[Dataset rows describing interfaces]
>>>

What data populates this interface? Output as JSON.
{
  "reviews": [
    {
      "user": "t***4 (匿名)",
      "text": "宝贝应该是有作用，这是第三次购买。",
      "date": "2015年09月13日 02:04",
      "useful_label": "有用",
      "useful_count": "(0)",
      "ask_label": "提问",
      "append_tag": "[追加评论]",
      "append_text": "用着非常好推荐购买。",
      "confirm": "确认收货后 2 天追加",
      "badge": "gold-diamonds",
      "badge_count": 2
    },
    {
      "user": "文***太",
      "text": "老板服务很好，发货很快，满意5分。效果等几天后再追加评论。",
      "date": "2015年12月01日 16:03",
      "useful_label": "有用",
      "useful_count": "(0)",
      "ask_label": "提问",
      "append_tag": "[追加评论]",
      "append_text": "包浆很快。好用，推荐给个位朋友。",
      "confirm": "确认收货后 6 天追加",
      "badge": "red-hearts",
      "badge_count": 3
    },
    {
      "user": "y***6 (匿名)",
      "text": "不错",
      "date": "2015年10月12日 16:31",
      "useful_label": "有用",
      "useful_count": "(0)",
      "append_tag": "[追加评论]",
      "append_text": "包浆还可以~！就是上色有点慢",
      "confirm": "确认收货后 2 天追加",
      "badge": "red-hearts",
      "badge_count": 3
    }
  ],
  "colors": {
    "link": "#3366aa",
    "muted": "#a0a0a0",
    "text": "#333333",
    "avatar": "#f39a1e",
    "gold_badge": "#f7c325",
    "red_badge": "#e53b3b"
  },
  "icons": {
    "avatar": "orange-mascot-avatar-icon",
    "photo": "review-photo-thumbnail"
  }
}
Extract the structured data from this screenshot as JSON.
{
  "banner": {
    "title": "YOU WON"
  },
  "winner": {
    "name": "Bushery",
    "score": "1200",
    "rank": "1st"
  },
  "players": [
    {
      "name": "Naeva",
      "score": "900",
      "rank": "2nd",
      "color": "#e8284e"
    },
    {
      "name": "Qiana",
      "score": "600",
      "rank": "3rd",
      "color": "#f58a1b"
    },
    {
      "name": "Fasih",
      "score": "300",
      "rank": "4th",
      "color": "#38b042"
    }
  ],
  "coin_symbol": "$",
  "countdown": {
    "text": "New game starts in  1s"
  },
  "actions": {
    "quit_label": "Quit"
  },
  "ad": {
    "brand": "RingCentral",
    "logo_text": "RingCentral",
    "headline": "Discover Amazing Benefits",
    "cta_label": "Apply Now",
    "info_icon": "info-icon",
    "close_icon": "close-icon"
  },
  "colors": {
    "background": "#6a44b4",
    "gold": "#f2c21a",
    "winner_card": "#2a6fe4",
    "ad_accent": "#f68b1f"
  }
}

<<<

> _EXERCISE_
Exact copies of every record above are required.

> _ANSWER TO THIS TASK_
What data populates this interface? Output as JSON.
{
  "reviews": [
    {
      "user": "t***4 (匿名)",
      "text": "宝贝应该是有作用，这是第三次购买。",
      "date": "2015年09月13日 02:04",
      "useful_label": "有用",
      "useful_count": "(0)",
      "ask_label": "提问",
      "append_tag": "[追加评论]",
      "append_text": "用着非常好推荐购买。",
      "confirm": "确认收货后 2 天追加",
      "badge": "gold-diamonds",
      "badge_count": 2
    },
    {
      "user": "文***太",
      "text": "老板服务很好，发货很快，满意5分。效果等几天后再追加评论。",
      "date": "2015年12月01日 16:03",
      "useful_label": "有用",
      "useful_count": "(0)",
      "ask_label": "提问",
      "append_tag": "[追加评论]",
      "append_text": "包浆很快。好用，推荐给个位朋友。",
      "confirm": "确认收货后 6 天追加",
      "badge": "red-hearts",
      "badge_count": 3
    },
    {
      "user": "y***6 (匿名)",
      "text": "不错",
      "date": "2015年10月12日 16:31",
      "useful_label": "有用",
      "useful_count": "(0)",
      "append_tag": "[追加评论]",
      "append_text": "包浆还可以~！就是上色有点慢",
      "confirm": "确认收货后 2 天追加",
      "badge": "red-hearts",
      "badge_count": 3
    }
  ],
  "colors": {
    "link": "#3366aa",
    "muted": "#a0a0a0",
    "text": "#333333",
    "avatar": "#f39a1e",
    "gold_badge": "#f7c325",
    "red_badge": "#e53b3b"
  },
  "icons": {
    "avatar": "orange-mascot-avatar-icon",
    "photo": "review-photo-thumbnail"
  }
}
Extract the structured data from this screenshot as JSON.
{
  "banner": {
    "title": "YOU WON"
  },
  "winner": {
    "name": "Bushery",
    "score": "1200",
    "rank": "1st"
  },
  "players": [
    {
      "name": "Naeva",
      "score": "900",
      "rank": "2nd",
      "color": "#e8284e"
    },
    {
      "name": "Qiana",
      "score": "600",
      "rank": "3rd",
      "color": "#f58a1b"
    },
    {
      "name": "Fasih",
      "score": "300",
      "rank": "4th",
      "color": "#38b042"
    }
  ],
  "coin_symbol": "$",
  "countdown": {
    "text": "New game starts in  1s"
  },
  "actions": {
    "quit_label": "Quit"
  },
  "ad": {
    "brand": "RingCentral",
    "logo_text": "RingCentral",
    "headline": "Discover Amazing Benefits",
    "cta_label": "Apply Now",
    "info_icon": "info-icon",
    "close_icon": "close-icon"
  },
  "colors": {
    "background": "#6a44b4",
    "gold": "#f2c21a",
    "winner_card": "#2a6fe4",
    "ad_accent": "#f68b1f"
  }
}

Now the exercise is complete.